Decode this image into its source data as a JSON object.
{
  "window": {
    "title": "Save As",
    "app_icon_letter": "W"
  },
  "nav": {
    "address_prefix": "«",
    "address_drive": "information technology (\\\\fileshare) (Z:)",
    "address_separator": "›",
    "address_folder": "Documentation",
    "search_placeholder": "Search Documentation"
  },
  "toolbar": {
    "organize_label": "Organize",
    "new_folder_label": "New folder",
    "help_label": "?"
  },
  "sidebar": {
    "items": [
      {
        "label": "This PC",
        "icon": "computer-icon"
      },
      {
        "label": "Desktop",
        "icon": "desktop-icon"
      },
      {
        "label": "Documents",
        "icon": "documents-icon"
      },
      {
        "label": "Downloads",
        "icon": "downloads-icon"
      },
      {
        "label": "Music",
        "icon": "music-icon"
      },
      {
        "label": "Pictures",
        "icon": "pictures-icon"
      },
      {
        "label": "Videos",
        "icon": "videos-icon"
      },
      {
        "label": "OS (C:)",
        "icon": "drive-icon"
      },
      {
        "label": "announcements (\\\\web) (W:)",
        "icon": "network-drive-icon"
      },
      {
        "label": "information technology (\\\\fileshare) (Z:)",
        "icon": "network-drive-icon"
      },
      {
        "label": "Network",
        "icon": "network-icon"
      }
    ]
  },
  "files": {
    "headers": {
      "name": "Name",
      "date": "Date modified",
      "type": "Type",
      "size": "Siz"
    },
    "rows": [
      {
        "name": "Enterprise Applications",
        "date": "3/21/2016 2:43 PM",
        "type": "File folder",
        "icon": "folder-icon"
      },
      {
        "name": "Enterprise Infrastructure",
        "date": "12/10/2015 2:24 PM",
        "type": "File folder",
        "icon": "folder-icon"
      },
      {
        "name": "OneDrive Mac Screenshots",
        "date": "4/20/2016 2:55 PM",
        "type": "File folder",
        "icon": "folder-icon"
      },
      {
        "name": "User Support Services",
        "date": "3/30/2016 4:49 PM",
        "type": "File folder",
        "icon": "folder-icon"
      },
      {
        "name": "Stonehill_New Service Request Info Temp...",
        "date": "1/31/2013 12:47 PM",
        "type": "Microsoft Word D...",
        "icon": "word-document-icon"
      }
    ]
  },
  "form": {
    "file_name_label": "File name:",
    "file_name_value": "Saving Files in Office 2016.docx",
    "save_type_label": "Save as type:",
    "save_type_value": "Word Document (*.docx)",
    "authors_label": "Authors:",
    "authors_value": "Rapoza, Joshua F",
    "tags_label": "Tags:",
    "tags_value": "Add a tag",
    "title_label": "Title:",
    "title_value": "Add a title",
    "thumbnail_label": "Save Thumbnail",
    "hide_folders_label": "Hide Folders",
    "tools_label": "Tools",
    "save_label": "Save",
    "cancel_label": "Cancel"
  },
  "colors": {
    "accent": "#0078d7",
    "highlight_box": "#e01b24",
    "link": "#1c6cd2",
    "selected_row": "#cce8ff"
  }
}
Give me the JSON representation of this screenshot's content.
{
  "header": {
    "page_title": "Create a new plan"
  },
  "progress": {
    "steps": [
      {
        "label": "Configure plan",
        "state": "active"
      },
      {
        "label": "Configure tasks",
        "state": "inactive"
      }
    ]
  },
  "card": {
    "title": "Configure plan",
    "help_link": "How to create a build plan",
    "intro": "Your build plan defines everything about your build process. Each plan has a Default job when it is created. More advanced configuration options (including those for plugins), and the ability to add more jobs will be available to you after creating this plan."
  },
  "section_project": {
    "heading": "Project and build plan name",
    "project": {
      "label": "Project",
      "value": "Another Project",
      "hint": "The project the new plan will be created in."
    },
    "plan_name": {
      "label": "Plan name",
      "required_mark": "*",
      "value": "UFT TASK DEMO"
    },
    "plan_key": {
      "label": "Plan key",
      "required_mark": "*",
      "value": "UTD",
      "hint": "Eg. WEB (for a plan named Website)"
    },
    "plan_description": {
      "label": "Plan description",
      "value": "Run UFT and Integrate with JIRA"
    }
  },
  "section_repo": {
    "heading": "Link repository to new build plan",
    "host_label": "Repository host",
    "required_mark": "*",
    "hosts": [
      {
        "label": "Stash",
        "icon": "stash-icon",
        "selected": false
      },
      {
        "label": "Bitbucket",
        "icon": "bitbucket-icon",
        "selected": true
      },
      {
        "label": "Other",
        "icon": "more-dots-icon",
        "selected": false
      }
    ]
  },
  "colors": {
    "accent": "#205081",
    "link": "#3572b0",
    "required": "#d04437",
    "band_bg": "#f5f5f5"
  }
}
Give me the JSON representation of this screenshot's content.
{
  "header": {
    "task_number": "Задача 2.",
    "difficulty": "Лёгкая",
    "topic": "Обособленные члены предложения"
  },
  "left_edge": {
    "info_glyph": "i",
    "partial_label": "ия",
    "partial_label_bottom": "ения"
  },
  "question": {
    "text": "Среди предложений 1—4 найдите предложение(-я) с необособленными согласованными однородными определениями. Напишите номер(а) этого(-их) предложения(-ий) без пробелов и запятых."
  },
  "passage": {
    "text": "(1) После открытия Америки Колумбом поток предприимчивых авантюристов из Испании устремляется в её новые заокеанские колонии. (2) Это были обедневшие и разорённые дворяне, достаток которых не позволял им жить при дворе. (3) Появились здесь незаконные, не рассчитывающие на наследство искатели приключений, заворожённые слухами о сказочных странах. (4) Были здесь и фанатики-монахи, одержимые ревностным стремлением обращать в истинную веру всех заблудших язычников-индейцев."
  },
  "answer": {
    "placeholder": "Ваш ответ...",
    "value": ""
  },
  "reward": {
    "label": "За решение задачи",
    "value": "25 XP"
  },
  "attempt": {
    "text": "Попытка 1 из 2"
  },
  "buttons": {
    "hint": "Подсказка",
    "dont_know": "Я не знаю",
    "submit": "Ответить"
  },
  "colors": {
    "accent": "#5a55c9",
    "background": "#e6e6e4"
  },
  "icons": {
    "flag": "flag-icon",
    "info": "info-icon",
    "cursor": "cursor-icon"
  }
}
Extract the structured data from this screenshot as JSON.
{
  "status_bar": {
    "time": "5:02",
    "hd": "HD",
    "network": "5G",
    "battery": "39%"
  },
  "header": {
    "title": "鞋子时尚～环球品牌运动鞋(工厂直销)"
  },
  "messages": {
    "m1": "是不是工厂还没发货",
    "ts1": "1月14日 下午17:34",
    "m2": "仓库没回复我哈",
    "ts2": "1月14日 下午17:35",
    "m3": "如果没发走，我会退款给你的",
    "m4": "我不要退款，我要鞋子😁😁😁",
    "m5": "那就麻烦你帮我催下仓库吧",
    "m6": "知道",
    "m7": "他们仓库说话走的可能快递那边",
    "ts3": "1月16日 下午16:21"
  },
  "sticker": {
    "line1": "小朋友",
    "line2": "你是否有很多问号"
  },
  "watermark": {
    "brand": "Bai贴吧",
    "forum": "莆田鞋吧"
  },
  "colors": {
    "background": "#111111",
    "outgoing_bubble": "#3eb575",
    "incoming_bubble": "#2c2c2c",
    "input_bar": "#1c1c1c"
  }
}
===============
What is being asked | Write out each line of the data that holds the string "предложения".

Task answer |
    "topic": "Обособленные члены предложения"
    "text": "Среди предложений 1—4 найдите предложение(-я) с необособленными согласованными однородными определениями. Напишите номер(а) этого(-их) предложения(-ий) без пробелов и запятых."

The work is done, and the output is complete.